They haven’t quite developed the level of lyrical brilliance of Bohemian Rhapsody, but never-the-less, their lyricism is still a lot better than some of the main stream crud you hear on the radio every day.

The band gels fantastically, but they still have a lot of work to do, there were a couple of dodgy harmonies and they need more of their own material. Their set list could possibly also do with some reworking. The first two songs didn’t match with the later numbers and resulted in a slightly slowish start to the set, rather than an explosion of energy that they clearly have within them. However, considering how recently they formed, this was an outstanding performance and sets them up well for the future, if they have the drive and a bit of luck.

Written by @LordSkitch 

Reviewed on 2 February 2017

Listen to Don’t Play With Guns on Spotify

Related Posts

Upcoming gigs at Moles

Want a gig/venue reviewed? Let us know. Otherwise if you just want to vent your spleen about something (music related) or give praise for a band or venue, do it here or on our Twitter or Facebook pages.

 

 

 

Sam Green & The Midnight Heist @theoakBath

Sam Green & The Midnight Heist performing at The Royal Oak in Bath

The Christmas lull is done, the office parties are over, the students are back and we’re on the gig scene once more. Our first outing of the year was to The Royal Oak on Lower Bristol Road to see the brilliant Sam Green & The Midnight Heist.

The venue was packed; not difficult on a Friday night, but considering how long it was from everyone’s last payday it was impressive and testament to Sam’s ability to bring in a crowd.

Paul Hopkins playing double bass at The Royal Oak in Bath in January 2017

On this particular evening, ‘The Midnight Heist’ were replaced by a couple of more than able locals, including the ever-ebuliant Paul Hopkins, who showed a double bass is more than an instrument, it’s a dancing partner.

 

Sam utilizes a number of guitar techniques in his performances, some subtle others less so and more blisteringly fast and dexterous, but by far his best comes out when playing lap style and he showed this by dishing out a heap of swaggering blues-folk-roots concoctions. It was an auditory feast for the audience, hearing the blending of guitar and Sam’s soft yet rich vocals, with a peppering of double bass and percussion, all garnished with a helping of harmonica blasts.

 

Sam admitted this was a very rough and ready set, though you could hardly tell and to the audience it was proof of the quality of the musicians, as between songs he briefly informed the band of what they’d be playing next, whispering “…this one’s in A♭” as they began executing another flawless piece.

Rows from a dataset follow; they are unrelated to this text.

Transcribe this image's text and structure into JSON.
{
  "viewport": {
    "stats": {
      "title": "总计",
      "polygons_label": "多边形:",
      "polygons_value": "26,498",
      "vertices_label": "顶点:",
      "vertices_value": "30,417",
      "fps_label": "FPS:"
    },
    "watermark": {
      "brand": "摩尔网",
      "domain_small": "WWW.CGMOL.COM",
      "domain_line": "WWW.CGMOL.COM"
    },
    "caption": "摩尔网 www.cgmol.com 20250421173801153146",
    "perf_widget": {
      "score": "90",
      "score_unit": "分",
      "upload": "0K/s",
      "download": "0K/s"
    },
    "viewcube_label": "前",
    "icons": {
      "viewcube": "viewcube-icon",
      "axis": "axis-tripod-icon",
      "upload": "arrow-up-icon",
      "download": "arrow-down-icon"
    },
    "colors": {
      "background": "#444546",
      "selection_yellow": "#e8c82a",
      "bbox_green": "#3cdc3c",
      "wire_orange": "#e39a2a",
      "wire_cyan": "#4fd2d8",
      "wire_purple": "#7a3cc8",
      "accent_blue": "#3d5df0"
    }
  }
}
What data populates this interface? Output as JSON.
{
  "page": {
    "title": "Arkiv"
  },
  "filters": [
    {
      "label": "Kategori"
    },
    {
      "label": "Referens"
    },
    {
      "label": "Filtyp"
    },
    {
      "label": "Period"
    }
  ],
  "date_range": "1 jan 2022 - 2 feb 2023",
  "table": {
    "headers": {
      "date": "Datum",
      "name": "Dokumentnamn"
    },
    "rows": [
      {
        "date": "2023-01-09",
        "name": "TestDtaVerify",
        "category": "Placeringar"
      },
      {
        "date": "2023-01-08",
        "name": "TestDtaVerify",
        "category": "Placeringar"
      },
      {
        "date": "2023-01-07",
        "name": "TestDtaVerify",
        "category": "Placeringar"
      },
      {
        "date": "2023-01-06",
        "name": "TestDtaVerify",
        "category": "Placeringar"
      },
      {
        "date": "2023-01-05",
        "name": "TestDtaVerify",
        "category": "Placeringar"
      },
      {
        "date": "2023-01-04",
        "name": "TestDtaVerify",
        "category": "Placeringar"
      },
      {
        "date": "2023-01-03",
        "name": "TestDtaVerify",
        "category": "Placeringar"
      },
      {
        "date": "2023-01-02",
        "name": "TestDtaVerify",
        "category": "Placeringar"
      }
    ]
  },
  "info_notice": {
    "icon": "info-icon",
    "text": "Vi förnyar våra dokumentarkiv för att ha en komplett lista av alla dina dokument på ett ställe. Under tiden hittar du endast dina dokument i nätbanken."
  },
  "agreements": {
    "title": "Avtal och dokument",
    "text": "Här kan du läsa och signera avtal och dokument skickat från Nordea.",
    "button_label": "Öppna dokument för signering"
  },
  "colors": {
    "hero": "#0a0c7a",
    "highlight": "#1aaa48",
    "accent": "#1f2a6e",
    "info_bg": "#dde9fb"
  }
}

Some of the songs draw attention to themes like societal obsessions over capitalism, such as in the song “Money“, but without being at all preachy, where as others (most) are a bit more “Let’s get crazy and jump around”.

Sam Green performing at The Royal Oak in Bath

The only annoyance with the evening was that we missed the opening few songs, not by accident, but because past experiences have taught us The Royal Oak rarely start a gig at the advertised time.

That aside, it was a deft display of improvisational prowess on the part of the band and another inspirational performance from Sam Green. If you didn’t see them, don’t worry, you only have to wait till April to see Sam when he’s on tour. No more gigs till then unfortunately.

However, the release of his new solo album is imminent, so watch his page to see when. Even better than that though is the news that preparation has begun for a full band album following the April tour. So there’s a lot for fans to get excited about in the coming months.

Written by @LordSkitch 

Reviewed on 20 January 2017

Related Posts

Upcoming gigs at the Royal Oak

Want a gig/venue reviewed? Let us know. Otherwise if you just want to vent your spleen about something (music related) or give praise for a band or venue, do it here or on our Twitter or Facebook pages.